Former Boise State University football star Leighton Vander Esch is facing criticism online after posting a video of himself feeding a wild black bear while on a recent fishing trip in Idaho.
Vander Esch, who grew up in Riggins and is in his fifth year as a linebacker for the Dallas Cowboys, posted the video on Instagram last week as part of a post thanking a White Bird-based guiding company for a weekend fishing trip.
“Definitely a couple firsts this weekend. Not often you get to feed a wild bear and get a picture with two sturgeon in the same frame,” Vander Esch wrote. “Amazing weekend with family making memories that will last a lifetime!”
The video shows Vander Esch holding a fish by the gills with his arm outstretched toward a black bear in the water. The bear stands up on its hind legs, bracing on a boulder for balance, and bites onto the fish’s tail. Vander Esch lets the fish slide from his grasp before the bear turns to head back toward shore.
The video earned him accolades from dozens of commenters, including Cowboys teammates Donovan Wilson and Dalton Schultz, Miami Dolphins cornerback Byron Jones and professional rodeo athlete Tyson Durfey. But others took Vander Esch to task for feeding a wild animal — something wildlife experts and the Idaho Department of Fish and Game strongly discourage.

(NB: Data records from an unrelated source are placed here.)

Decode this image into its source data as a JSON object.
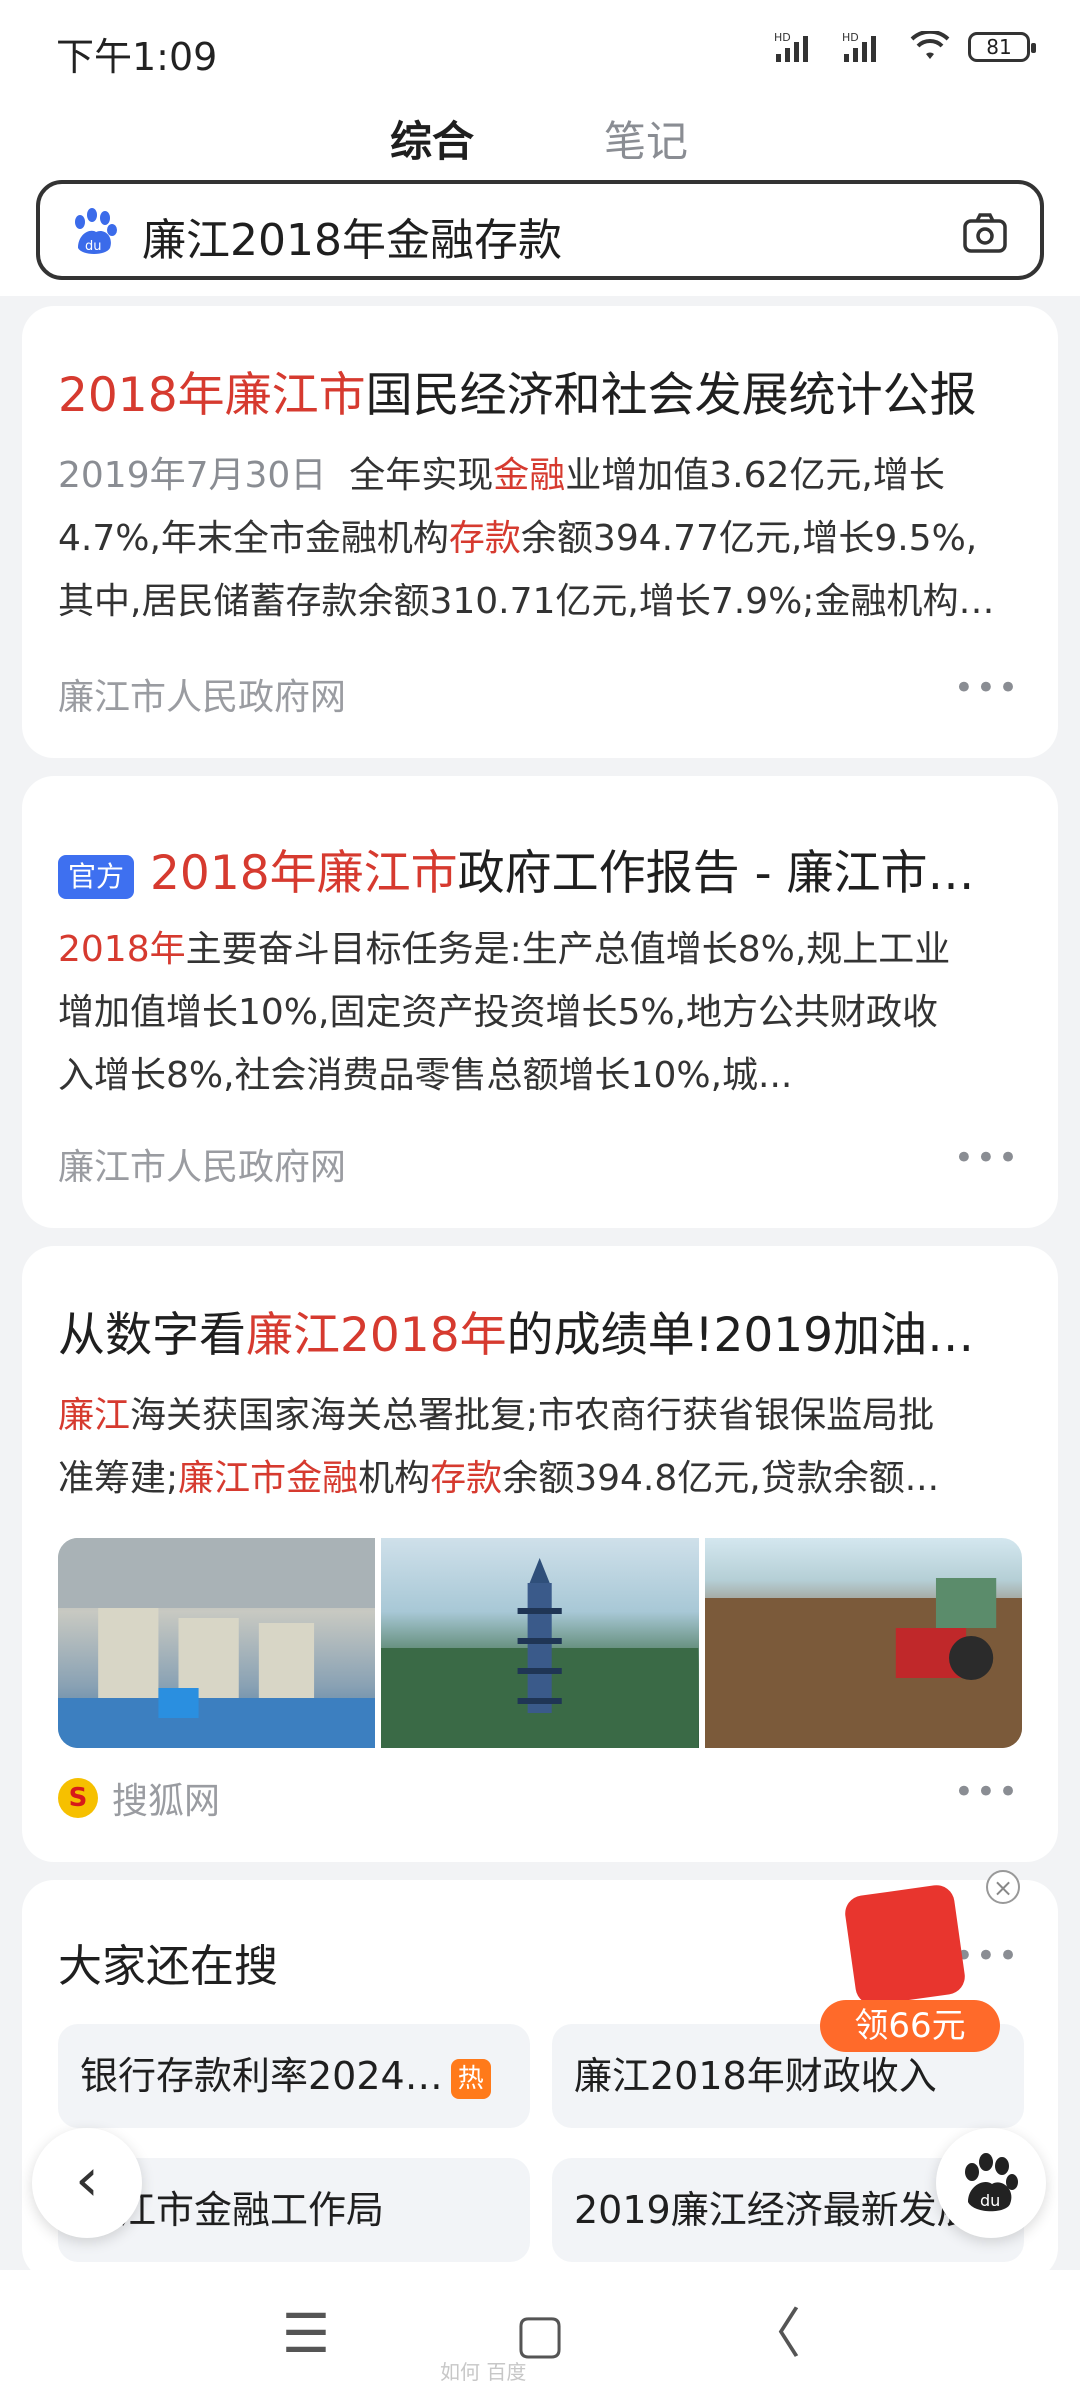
{
  "status_bar": {
    "time": "下午1:09",
    "signal1": "HD",
    "signal2": "HD",
    "battery": "81"
  },
  "tabs": [
    {
      "label": "综合"
    },
    {
      "label": "笔记"
    }
  ],
  "search": {
    "query": "廉江2018年金融存款"
  },
  "results": [
    {
      "title_highlight": "2018年廉江市",
      "title_rest": "国民经济和社会发展统计公报",
      "date": "2019年7月30日",
      "snippet_line1_a": "全年实现",
      "snippet_line1_hl": "金融",
      "snippet_line1_b": "业增加值3.62亿元,增长",
      "snippet_line2_a": "4.7%,年末全市金融机构",
      "snippet_line2_hl": "存款",
      "snippet_line2_b": "余额394.77亿元,增长9.5%,",
      "snippet_line3": "其中,居民储蓄存款余额310.71亿元,增长7.9%;金融机构…",
      "source": "廉江市人民政府网",
      "more": "•••"
    },
    {
      "badge": "官方",
      "title_highlight": "2018年廉江市",
      "title_rest": "政府工作报告 - 廉江市…",
      "snippet_hl": "2018年",
      "snippet_line1": "主要奋斗目标任务是:生产总值增长8%,规上工业",
      "snippet_line2": "增加值增长10%,固定资产投资增长5%,地方公共财政收",
      "snippet_line3": "入增长8%,社会消费品零售总额增长10%,城...",
      "source": "廉江市人民政府网",
      "more": "•••"
    },
    {
      "title_a": "从数字看",
      "title_highlight": "廉江2018年",
      "title_b": "的成绩单!2019加油…",
      "snippet_line1_hl": "廉江",
      "snippet_line1": "海关获国家海关总署批复;市农商行获省银保监局批",
      "snippet_line2_a": "准筹建;",
      "snippet_line2_hl1": "廉江市金融",
      "snippet_line2_b": "机构",
      "snippet_line2_hl2": "存款",
      "snippet_line2_c": "余额394.8亿元,贷款余额...",
      "source_icon": "S",
      "source": "搜狐网",
      "more": "•••"
    }
  ],
  "related": {
    "title": "大家还在搜",
    "more": "•••",
    "items": [
      {
        "label": "银行存款利率2024…",
        "hot": "热"
      },
      {
        "label": "廉江2018年财政收入"
      },
      {
        "label": "廉江市金融工作局"
      },
      {
        "label": "2019廉江经济最新发展"
      }
    ]
  },
  "promo": {
    "label": "领66元",
    "close": "×"
  },
  "nav": {
    "menu": "☰",
    "home": "▢",
    "back": "〈"
  },
  "watermark": "如何 百度"
}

“Dude, that’s super irresponsible of you. It teaches bears to not be afraid of humans, which gets them killed. You should be ashamed,” user @kthomasgarcia wrote in a comment.
Fish and Game regularly urges against feeding bears, warning that bears who become used to human food begin to seek it out, creating the potential for dangerous conflicts.
The Idaho Statesman reached out to Vander Esch’s agent, Ron Slavin, who said Monday that he was unaware of any criticisms of Vander Esch’s video.
Roger Phillips, spokesperson for Fish and Game, told the Idaho Statesman in a text message that feeding a bear is not illegal in Idaho. But he added that feeding wildlife, with the exception of bird feeders, “is typically a bad idea.”
“When wildlife associates people with food it frequently causes problems, as we’ve seen throughout Idaho with animals large and small,” Phillips wrote.
‘A fed bear is a dead bear’
Another commenter on Vander Esch’s video pointed out that the bear he fed could soon become a nuisance for others fishing in the area — which could ultimately cost the bear its life.
“That is terrible. Big fan, but think. Think of the river guides who camp on those beaches and have to deal with those slightly domesticated bears … Fed bear, dead bear,” wrote @carljamesisgod.
The adage that a fed bear is a dead bear is a common one in Idaho, where officials earlier this year euthanized a female grizzly and her yearling cub in eastern Idaho after they became habituated to human food.
Idaho Fish and Game last week said it had set a trap for a black bear near Ketchum that had become habituated to food and started trying to enter vehicles. If the bear is caught, it will be euthanized.
The agency also warned of black bears becoming habituated to human food at Baumgartner Campground near Pine and in the Coeur d’Alene and Hayden areas, according to news releases.
“Perhaps the most important thing to remember is to never intentionally feed bears,” a Fish and Game explainer on avoiding bear conflicts said. “It just takes one time for a bear to associate humans with food. Eventually, these bears lose their natural fear of humans and they can become more aggressive in getting human foods. This creates a threat to human safety that cannot be tolerated, and the bear is destroyed. A fed bear becomes a dead bear, and the person who provided it with food is responsible.”©2022 The Idaho Statesman. Visit idahostatesman.com. Distributed by Tribune Content Agency, LLC.